Hillside Kitchen at Taliesin
By Jim Klousia | Photos By Jim Klousia 0
When we arrived at the Frank Lloyd Wright School of Architecture at Taliesin in Spring Green, year-round Taliesin resident Caroline Hamblen welcomed us. Caroline works for Taliesin Preservation, Inc., an organization dedicated to preserving the buildings, artifacts, landscape and legacy of Frank Lloyd Wright in Wisconsin.
Caroline and her family have lived at Taliesin for a decade, and she has been coordinating the school’s organically-managed kitchen garden, Hillside Vegetable Garden, since 2006 in an effort to serve home-grown produce to the residents, faculty and students.
In addition to the garden, Taliesin has 261 acres of Certified Organic cropland managed by Nick Zimmer of Otter Creek Farms and his father, Gary Zimmer, a farmer and consultant well known worldwide for his leadership in biological agriculture and dedication to improving farming through building healthy soils.
Following his Philosophy of Organic Architecture, Wright approached architectural design in a way that promoted harmony between human habitation and the natural world, such as employing local craftspeople and procuring materials found close to his building sites. This human-to-nature connection is also the inspiration for the architectural design, preservation, gardening and cooking that goes on there today.
As a number of people shared during our visit, Wright promoted a “well-rounded life” for everyone at Taliesin, which, both then and now, translates into an academic life integrated with hands-on experiences such as cooking and gardening.
As Caroline showed us around the garden, she harvested food for the day’s lunch. In her garden bag, we spied her well-worn copy of The Kitchen Gardener’s Handbook, which served as inspiration for this year’s garden planning. The students started many of their plants from seed, and the garden was in full swing with rows of greens, root vegetables, tomato and pepper plants and herbs, to name a few.
After the harvest, we headed to Hillside Kitchen to deliver the fresh food to Erik Krautbauer, a graduate from the architecture program and the school’s resident cook.

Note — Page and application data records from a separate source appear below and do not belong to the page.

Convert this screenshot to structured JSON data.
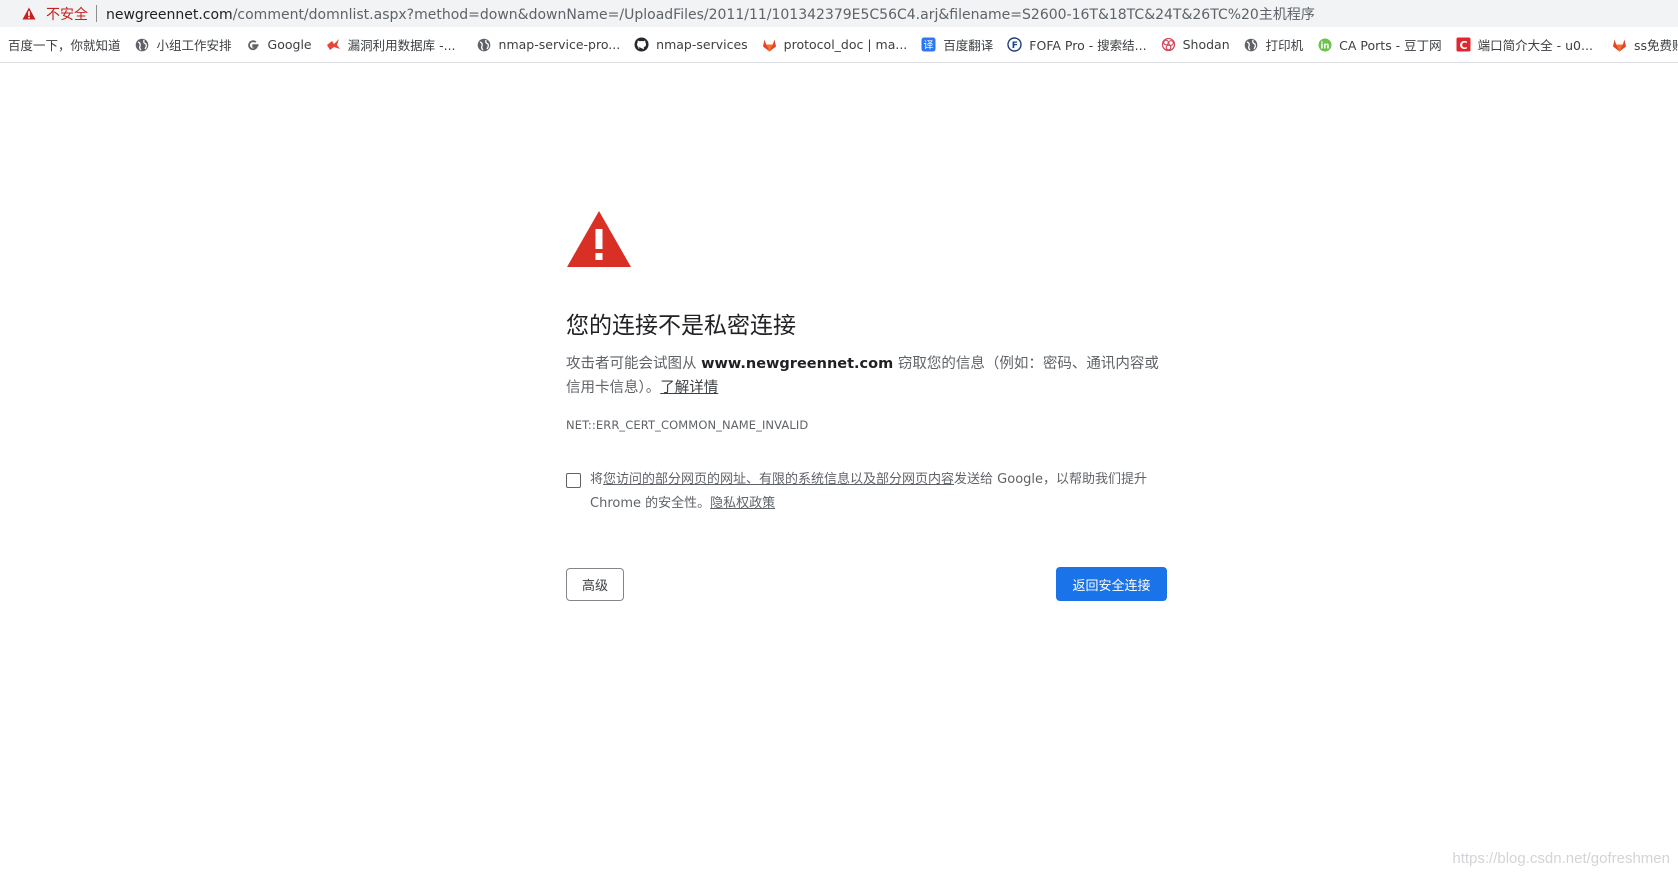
{
  "address_bar": {
    "security_label": "不安全",
    "url_host": "newgreennet.com",
    "url_rest": "/comment/domnlist.aspx?method=down&downName=/UploadFiles/2011/11/101342379E5C56C4.arj&filename=S2600-16T&18TC&24T&26TC%20主机程序"
  },
  "bookmarks": [
    {
      "label": "百度一下，你就知道",
      "icon": "none"
    },
    {
      "label": "小组工作安排",
      "icon": "globe-icon"
    },
    {
      "label": "Google",
      "icon": "google-icon"
    },
    {
      "label": "漏洞利用数据库 -...",
      "icon": "exploitdb-icon"
    },
    {
      "label": "nmap-service-pro...",
      "icon": "globe-icon"
    },
    {
      "label": "nmap-services",
      "icon": "github-icon"
    },
    {
      "label": "protocol_doc | ma...",
      "icon": "gitlab-icon"
    },
    {
      "label": "百度翻译",
      "icon": "baidu-translate-icon"
    },
    {
      "label": "FOFA Pro - 搜索结...",
      "icon": "fofa-icon"
    },
    {
      "label": "Shodan",
      "icon": "shodan-icon"
    },
    {
      "label": "打印机",
      "icon": "globe-icon"
    },
    {
      "label": "CA Ports - 豆丁网",
      "icon": "docin-icon"
    },
    {
      "label": "端口简介大全 - u0...",
      "icon": "csdn-icon"
    },
    {
      "label": "ss免费账-",
      "icon": "gitlab-icon"
    }
  ],
  "interstitial": {
    "title": "您的连接不是私密连接",
    "desc_prefix": "攻击者可能会试图从 ",
    "desc_host": "www.newgreennet.com",
    "desc_suffix": " 窃取您的信息（例如：密码、通讯内容或信用卡信息）。",
    "learn_more": "了解详情",
    "error_code": "NET::ERR_CERT_COMMON_NAME_INVALID",
    "optin_prefix": "将",
    "optin_link": "您访问的部分网页的网址、有限的系统信息以及部分网页内容",
    "optin_suffix": "发送给 Google，以帮助我们提升 Chrome 的安全性。",
    "privacy_link": "隐私权政策",
    "advanced_button": "高级",
    "back_button": "返回安全连接"
  },
  "watermark": "https://blog.csdn.net/gofreshmen",
  "colors": {
    "danger": "#d93025",
    "primary": "#1a73e8",
    "insecure_text": "#c5221f"
  }
}
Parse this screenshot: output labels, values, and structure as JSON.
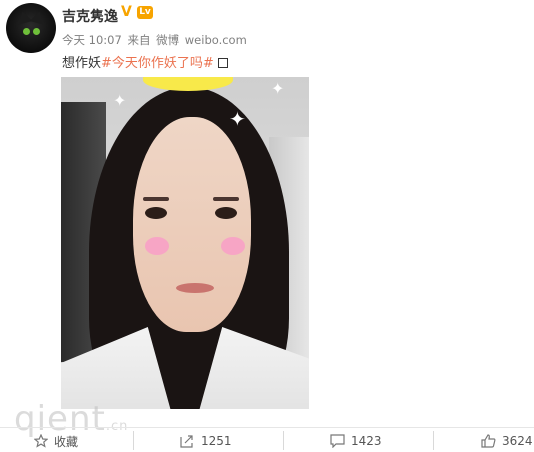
{
  "user": {
    "name": "吉克隽逸",
    "verified_mark": "V",
    "level_badge": "Lv"
  },
  "meta": {
    "time": "今天 10:07",
    "source_prefix": "来自",
    "source_app": "微博",
    "source_site": "weibo.com"
  },
  "post": {
    "text": "想作妖",
    "hashtag": "#今天你作妖了吗#"
  },
  "watermark": {
    "text": "qient",
    "suffix": ".cn"
  },
  "actions": [
    {
      "label": "收藏",
      "icon": "star-icon"
    },
    {
      "label": "1251",
      "icon": "share-icon"
    },
    {
      "label": "1423",
      "icon": "comment-icon"
    },
    {
      "label": "3624",
      "icon": "like-icon"
    }
  ],
  "colors": {
    "hashtag": "#eb7350",
    "meta": "#808080",
    "verified": "#f7a400"
  }
}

Having spent most of his time in kitchens before and after architecture school, he’s clearly at home here.
“Garden-to-table culture was prominent here in the 30s and 40s. The original [Frank Lloyd Wright] house designs all incorporated garden space and outbuildings for animals,” Erik shared. “That culture faded out over time, and now we’re bringing it back.”
Erik is committed to weaning the school’s dependence on outside food sources like Sysco, and he’s tapping into the local food system, working with area farmers like Jeremy Lynch of Enos Farms (Spring Green) and Serafina Bathrick of Lightyears Farm (Avoca). As we enjoyed the culmination of their efforts—a delicious, fresh-fromthe- garden lunch—I could almost taste what Erik meant when he told us, “We have a holistic approach to teaching design and connecting to food.”
We’d like to extend a very special thank you to Caroline, Erik and the rest of the Taliesin crew for their hospitality and the privilege of being the first media in the school’s history to photograph the kitchen. It was a true honor to spend time with the Taliesin community.